And I don’t even do family on the holidays any more. I am not principled about it or anything. It just doesn’t make sense to me to go through the chaos of the airports, standing in lines and waiting interminably amidst screaming toddlers, stressing out on the plane through take-off, turbulence, and landing, only to be with every member of my family for a short visit, not having quality time with any of them, dealing with short tempers and the pressure of creating precious memories for the scrapbook. I love my family, absolutely adore them. They are all exceptional people whom I respect and admire individually. Getting all of us together can be fun, too. I love telling stories, talking religion and politics with them, reminiscing, the whole thing. Just not on the holidays.

I have gone through so many holiday seasons totally self-absorbed, immobilized by consumerism, violence, natural disaster, degradation to the environment, light deficiency syndrome, loneliness, and people just hating each other. There have been many years when I just can’t wait for the holidays to be over. It shouldn’t be this way!

So, I have a resolution to reclaim the holidays, create new traditions with my wife, and do what I really love to do. Our church has taken the concept of “International Buy Nothing Day” (the day after Thanksgiving) one step further to proclaim it “International Give-Away Day.” Gillian and I are adopting this concept as a tradition into our life. Gift-giving will be minimal, and we will instead focus on giving philanthropically, and instead of acquiring things that we don’t need, we will give away the things that we don’t need.

I am resolved to prioritize joy and love this holiday season (and every season here after). I am going to send simple holiday cards just to let friends know that they are loved, I am going to make truffles with Gillian because it is fun and we enjoy doing it, we are going to entertain a few friends because we love them, we are going to have some special holiday meals because we enjoy cooking and eating, I am going to watch my favorite holiday TV specials because they are great, and Gillian and I are going to go to church because we think its fun (yes, our church is fun and inspirational) and we’re going to get an injection of love with which to go forward and create peace with justice and love in our community in our own small way.
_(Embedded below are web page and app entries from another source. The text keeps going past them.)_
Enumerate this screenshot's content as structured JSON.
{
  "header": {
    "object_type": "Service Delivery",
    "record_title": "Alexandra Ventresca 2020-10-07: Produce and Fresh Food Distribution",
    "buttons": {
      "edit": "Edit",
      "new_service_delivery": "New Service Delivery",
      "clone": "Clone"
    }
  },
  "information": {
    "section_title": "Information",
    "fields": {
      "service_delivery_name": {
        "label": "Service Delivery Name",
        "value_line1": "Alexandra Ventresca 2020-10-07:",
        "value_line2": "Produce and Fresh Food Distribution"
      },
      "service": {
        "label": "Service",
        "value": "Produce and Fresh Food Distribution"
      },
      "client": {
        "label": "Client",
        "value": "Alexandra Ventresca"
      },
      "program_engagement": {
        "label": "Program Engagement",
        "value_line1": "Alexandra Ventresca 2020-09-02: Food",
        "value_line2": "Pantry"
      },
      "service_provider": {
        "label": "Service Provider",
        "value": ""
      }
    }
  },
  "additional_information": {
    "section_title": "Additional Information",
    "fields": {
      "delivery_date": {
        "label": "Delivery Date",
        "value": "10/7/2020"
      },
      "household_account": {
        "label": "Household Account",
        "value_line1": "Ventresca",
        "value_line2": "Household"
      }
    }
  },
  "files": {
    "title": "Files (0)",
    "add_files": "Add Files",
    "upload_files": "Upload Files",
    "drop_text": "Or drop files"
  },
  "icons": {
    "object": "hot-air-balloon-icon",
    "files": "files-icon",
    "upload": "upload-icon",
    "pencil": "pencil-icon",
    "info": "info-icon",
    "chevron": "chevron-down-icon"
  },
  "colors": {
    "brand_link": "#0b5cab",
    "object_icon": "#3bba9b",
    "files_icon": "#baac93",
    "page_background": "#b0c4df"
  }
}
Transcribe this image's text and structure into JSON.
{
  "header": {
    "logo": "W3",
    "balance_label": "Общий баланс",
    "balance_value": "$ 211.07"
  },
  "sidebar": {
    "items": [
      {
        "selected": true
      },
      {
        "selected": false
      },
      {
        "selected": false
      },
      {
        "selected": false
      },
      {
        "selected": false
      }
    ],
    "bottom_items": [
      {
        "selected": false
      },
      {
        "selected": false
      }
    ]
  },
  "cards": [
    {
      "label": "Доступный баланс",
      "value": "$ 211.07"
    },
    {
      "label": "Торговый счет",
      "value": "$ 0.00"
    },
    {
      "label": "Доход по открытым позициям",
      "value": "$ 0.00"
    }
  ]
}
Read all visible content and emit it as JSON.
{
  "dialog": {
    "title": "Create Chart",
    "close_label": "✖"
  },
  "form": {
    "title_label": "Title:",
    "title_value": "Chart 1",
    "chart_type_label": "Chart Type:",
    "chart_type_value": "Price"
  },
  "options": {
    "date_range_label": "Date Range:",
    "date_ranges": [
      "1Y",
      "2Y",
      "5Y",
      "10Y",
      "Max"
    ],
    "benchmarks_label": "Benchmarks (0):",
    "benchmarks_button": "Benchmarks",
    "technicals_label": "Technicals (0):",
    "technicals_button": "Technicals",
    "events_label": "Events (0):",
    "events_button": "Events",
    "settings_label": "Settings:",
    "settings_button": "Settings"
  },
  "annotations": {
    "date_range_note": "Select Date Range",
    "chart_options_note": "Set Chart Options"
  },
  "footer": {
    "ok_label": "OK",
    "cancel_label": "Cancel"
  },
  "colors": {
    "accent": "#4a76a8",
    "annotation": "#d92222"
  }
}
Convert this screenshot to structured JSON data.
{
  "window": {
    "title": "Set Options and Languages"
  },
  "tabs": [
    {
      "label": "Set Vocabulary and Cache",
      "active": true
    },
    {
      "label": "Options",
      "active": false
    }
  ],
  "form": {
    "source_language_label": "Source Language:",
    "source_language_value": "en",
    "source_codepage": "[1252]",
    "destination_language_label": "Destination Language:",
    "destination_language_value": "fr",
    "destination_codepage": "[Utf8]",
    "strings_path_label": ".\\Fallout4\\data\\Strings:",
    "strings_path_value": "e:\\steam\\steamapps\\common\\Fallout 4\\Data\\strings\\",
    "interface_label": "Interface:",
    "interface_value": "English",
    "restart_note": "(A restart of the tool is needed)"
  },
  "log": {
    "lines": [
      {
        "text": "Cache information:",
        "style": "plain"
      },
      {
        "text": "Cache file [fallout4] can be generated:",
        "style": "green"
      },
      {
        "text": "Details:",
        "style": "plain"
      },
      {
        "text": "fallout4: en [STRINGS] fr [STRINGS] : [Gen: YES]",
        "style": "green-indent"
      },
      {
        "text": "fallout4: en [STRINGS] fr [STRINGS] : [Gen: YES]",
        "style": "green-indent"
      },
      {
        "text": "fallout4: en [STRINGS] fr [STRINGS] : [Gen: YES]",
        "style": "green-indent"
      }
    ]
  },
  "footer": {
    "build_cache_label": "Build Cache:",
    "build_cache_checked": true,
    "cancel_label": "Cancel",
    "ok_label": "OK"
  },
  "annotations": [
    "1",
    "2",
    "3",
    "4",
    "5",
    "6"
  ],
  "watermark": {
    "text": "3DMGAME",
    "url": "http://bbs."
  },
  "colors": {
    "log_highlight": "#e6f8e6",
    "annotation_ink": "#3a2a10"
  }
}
That is really all we can do. I can’t create world peace by myself. All I can do is make a place in the world where I can help to create and be a part of the community that I want to live in, perhaps be a model for others, and just relax and enjoy all that is beautiful about the holidays.